​Karen Skerrett, Ph.D & K. Fergus (Eds.)




Message in a Bottle: Stories of Men and Addiction
​Jefferson A. Singer, Ph.D


​This series of intimate and penetrating portraits of men with addiction provides a unique window on how men relate to drugs and alcohol -- and why so many are drawn to these substances. Representing the full spectrum of American life these tragic histories of a millionaire CEO, a former major league baseball player, a Vietnam war veteran, a gay convict, and others are painful examples of how alcoholism manifests itself in every corner of society. The causes of addiction slowly emerge in a subtle and multifaceted web of factors that show how simplistic the Alcoholics Anonymous and other disease models actually are. It is from these insights and the practicality of treating these men that the author is able to offer new and invaluable advice for devising appropriate treatment strategies. Poignant and deeply moving, Message in a Bottle brings us to a fuller understanding of these men, ourselves, and the world we live in.


Personality and Psychotherapy: Treating the Whole Person
​Jefferson A. Singer, Ph.D 


This innovative book provides a framework for using recent advances in personality science to inform and enrich psychotherapy. The author demonstrates how multidimensional assessment within the context of a strong therapeutic alliance can serve as a guide to treating clients as multifaceted individuals, rather than simply treating symptoms or diagnoses. Key concepts and procedures of personality assessment are clearly explained, as are ways to use the resulting data effectively in treatment planning and intervention with individuals or couples.
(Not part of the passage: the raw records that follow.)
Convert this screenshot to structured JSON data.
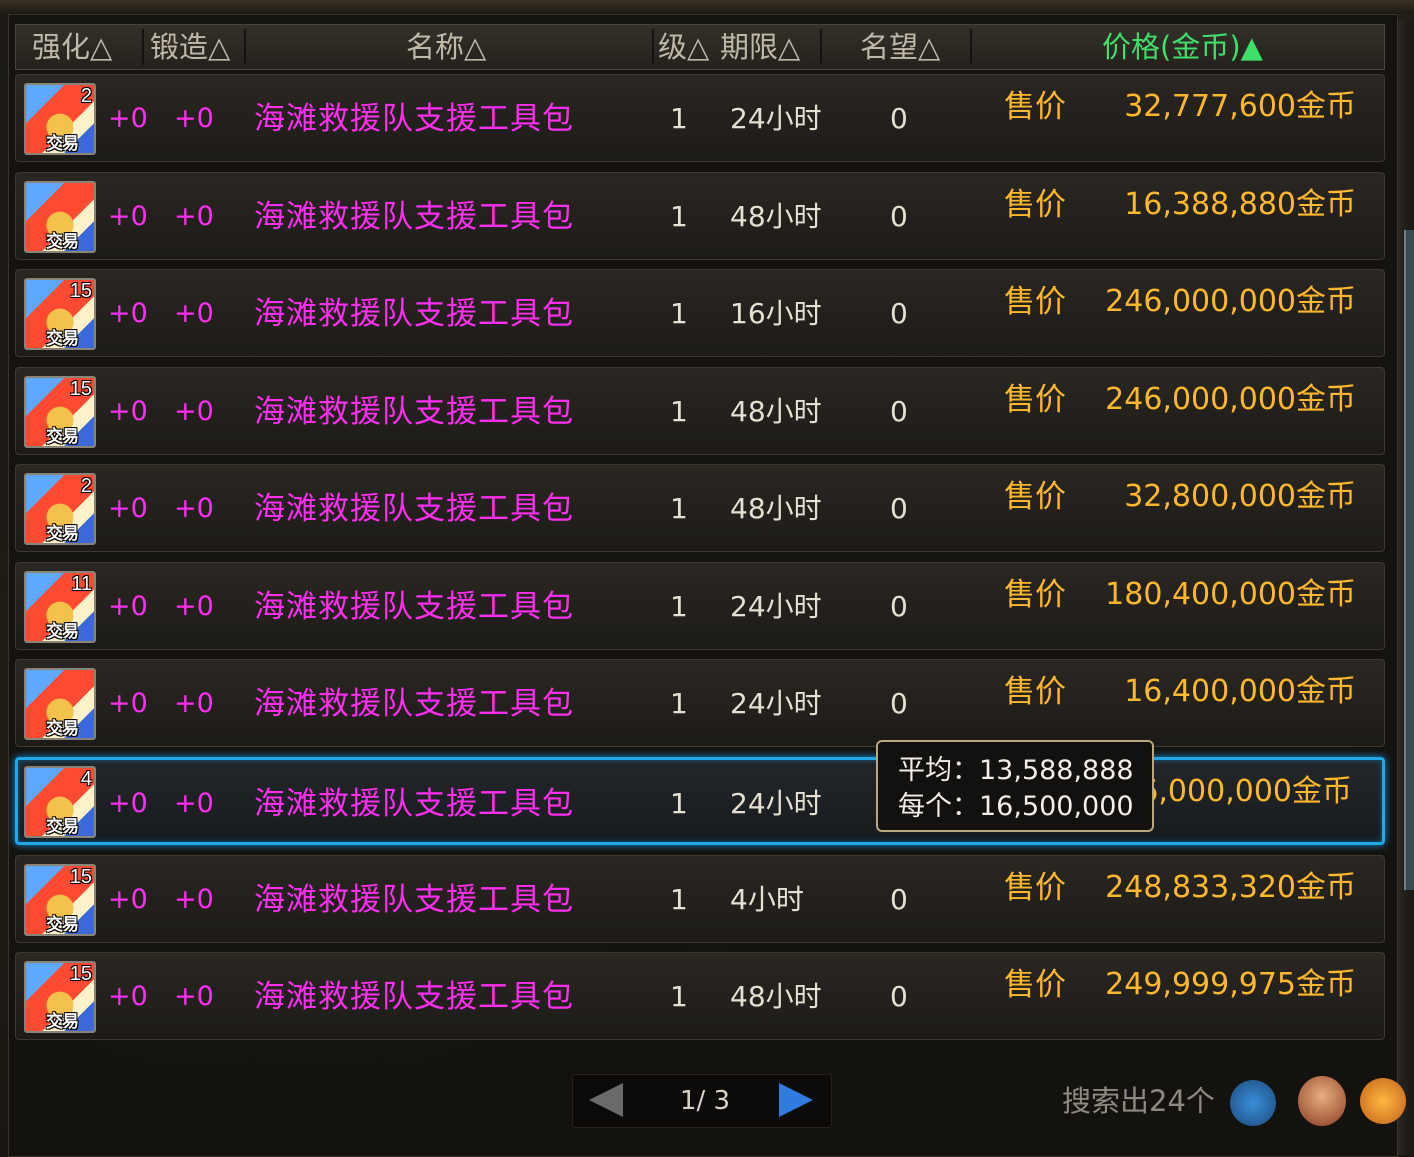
{
  "header": {
    "enhance_label": "强化△",
    "forge_label": "锻造△",
    "name_label": "名称△",
    "level_label": "级△",
    "duration_label": "期限△",
    "reputation_label": "名望△",
    "price_label": "价格(金币)▲"
  },
  "price_label_text": "售价",
  "trade_tag": "交易",
  "rows": [
    {
      "count": "2",
      "enhance": "+0",
      "forge": "+0",
      "name": "海滩救援队支援工具包",
      "level": "1",
      "duration": "24小时",
      "reputation": "0",
      "price": "32,777,600金币"
    },
    {
      "count": "",
      "enhance": "+0",
      "forge": "+0",
      "name": "海滩救援队支援工具包",
      "level": "1",
      "duration": "48小时",
      "reputation": "0",
      "price": "16,388,880金币"
    },
    {
      "count": "15",
      "enhance": "+0",
      "forge": "+0",
      "name": "海滩救援队支援工具包",
      "level": "1",
      "duration": "16小时",
      "reputation": "0",
      "price": "246,000,000金币"
    },
    {
      "count": "15",
      "enhance": "+0",
      "forge": "+0",
      "name": "海滩救援队支援工具包",
      "level": "1",
      "duration": "48小时",
      "reputation": "0",
      "price": "246,000,000金币"
    },
    {
      "count": "2",
      "enhance": "+0",
      "forge": "+0",
      "name": "海滩救援队支援工具包",
      "level": "1",
      "duration": "48小时",
      "reputation": "0",
      "price": "32,800,000金币"
    },
    {
      "count": "11",
      "enhance": "+0",
      "forge": "+0",
      "name": "海滩救援队支援工具包",
      "level": "1",
      "duration": "24小时",
      "reputation": "0",
      "price": "180,400,000金币"
    },
    {
      "count": "",
      "enhance": "+0",
      "forge": "+0",
      "name": "海滩救援队支援工具包",
      "level": "1",
      "duration": "24小时",
      "reputation": "0",
      "price": "16,400,000金币"
    },
    {
      "count": "4",
      "enhance": "+0",
      "forge": "+0",
      "name": "海滩救援队支援工具包",
      "level": "1",
      "duration": "24小时",
      "reputation": "0",
      "price": "66,000,000金币",
      "selected": true
    },
    {
      "count": "15",
      "enhance": "+0",
      "forge": "+0",
      "name": "海滩救援队支援工具包",
      "level": "1",
      "duration": "4小时",
      "reputation": "0",
      "price": "248,833,320金币"
    },
    {
      "count": "15",
      "enhance": "+0",
      "forge": "+0",
      "name": "海滩救援队支援工具包",
      "level": "1",
      "duration": "48小时",
      "reputation": "0",
      "price": "249,999,975金币"
    }
  ],
  "tooltip": {
    "average": "平均：13,588,888",
    "each": "每个：16,500,000"
  },
  "pager": {
    "text": "1/ 3"
  },
  "result_count": "搜索出24个",
  "colors": {
    "name": "#ff2ef0",
    "price": "#ffb72c",
    "active_sort": "#3fe06a",
    "selected_border": "#22a8e8"
  }
}
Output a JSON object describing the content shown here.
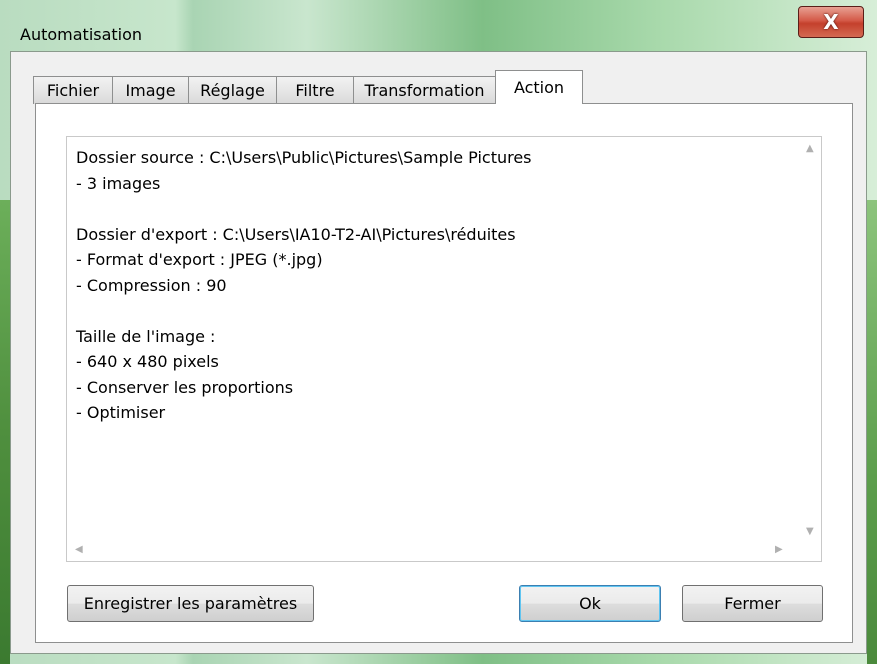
{
  "window": {
    "title": "Automatisation",
    "close_glyph": "X"
  },
  "tabs": [
    {
      "label": "Fichier"
    },
    {
      "label": "Image"
    },
    {
      "label": "Réglage"
    },
    {
      "label": "Filtre"
    },
    {
      "label": "Transformation"
    },
    {
      "label": "Action"
    }
  ],
  "active_tab": "Action",
  "summary": {
    "lines": [
      "Dossier source : C:\\Users\\Public\\Pictures\\Sample Pictures",
      "- 3 images",
      "",
      "Dossier d'export : C:\\Users\\IA10-T2-AI\\Pictures\\réduites",
      "- Format d'export : JPEG (*.jpg)",
      "- Compression : 90",
      "",
      "Taille de l'image :",
      "- 640 x 480 pixels",
      "- Conserver les proportions",
      "- Optimiser"
    ]
  },
  "buttons": {
    "save_settings": "Enregistrer les paramètres",
    "ok": "Ok",
    "close": "Fermer"
  },
  "colors": {
    "close_button": "#c4402c",
    "default_button_border": "#3c7fb1"
  }
}
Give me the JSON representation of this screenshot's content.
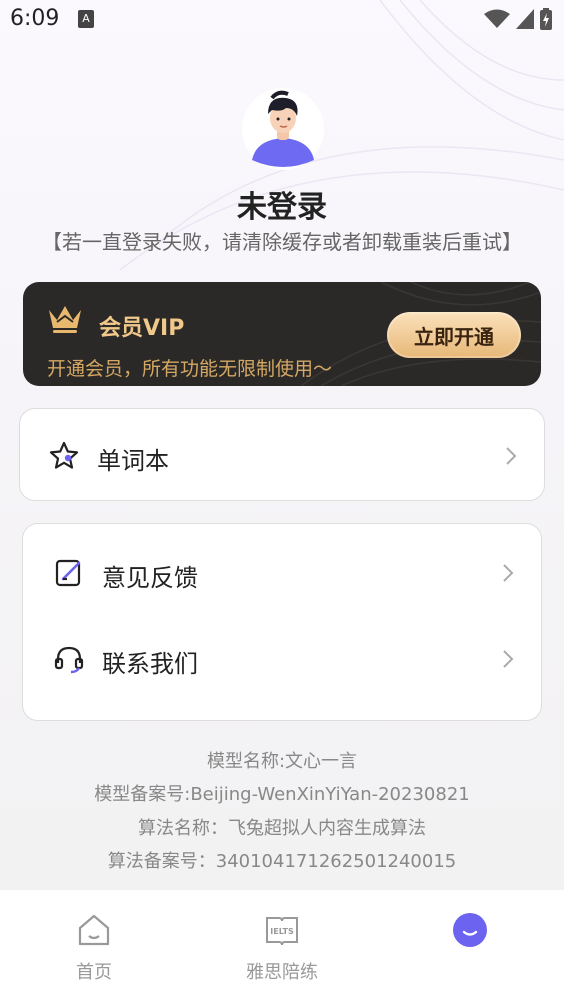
{
  "status_bar": {
    "time": "6:09",
    "notif_letter": "A"
  },
  "profile": {
    "name": "未登录",
    "hint": "【若一直登录失败，请清除缓存或者卸载重装后重试】"
  },
  "vip": {
    "title": "会员VIP",
    "description": "开通会员，所有功能无限制使用～",
    "button_label": "立即开通"
  },
  "menu": {
    "vocab_label": "单词本",
    "feedback_label": "意见反馈",
    "contact_label": "联系我们"
  },
  "info": {
    "model_name": "模型名称:文心一言",
    "model_record": "模型备案号:Beijing-WenXinYiYan-20230821",
    "algo_name": "算法名称：飞兔超拟人内容生成算法",
    "algo_record": "算法备案号：340104171262501240015"
  },
  "nav": {
    "home_label": "首页",
    "ielts_label": "雅思陪练",
    "ielts_icon_text": "IELTS"
  },
  "colors": {
    "accent": "#6c63f0",
    "vip_gold": "#f0c98a",
    "vip_bg": "#2b2928"
  }
}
The concluding chapter features an extended case example illustrating the author's approach.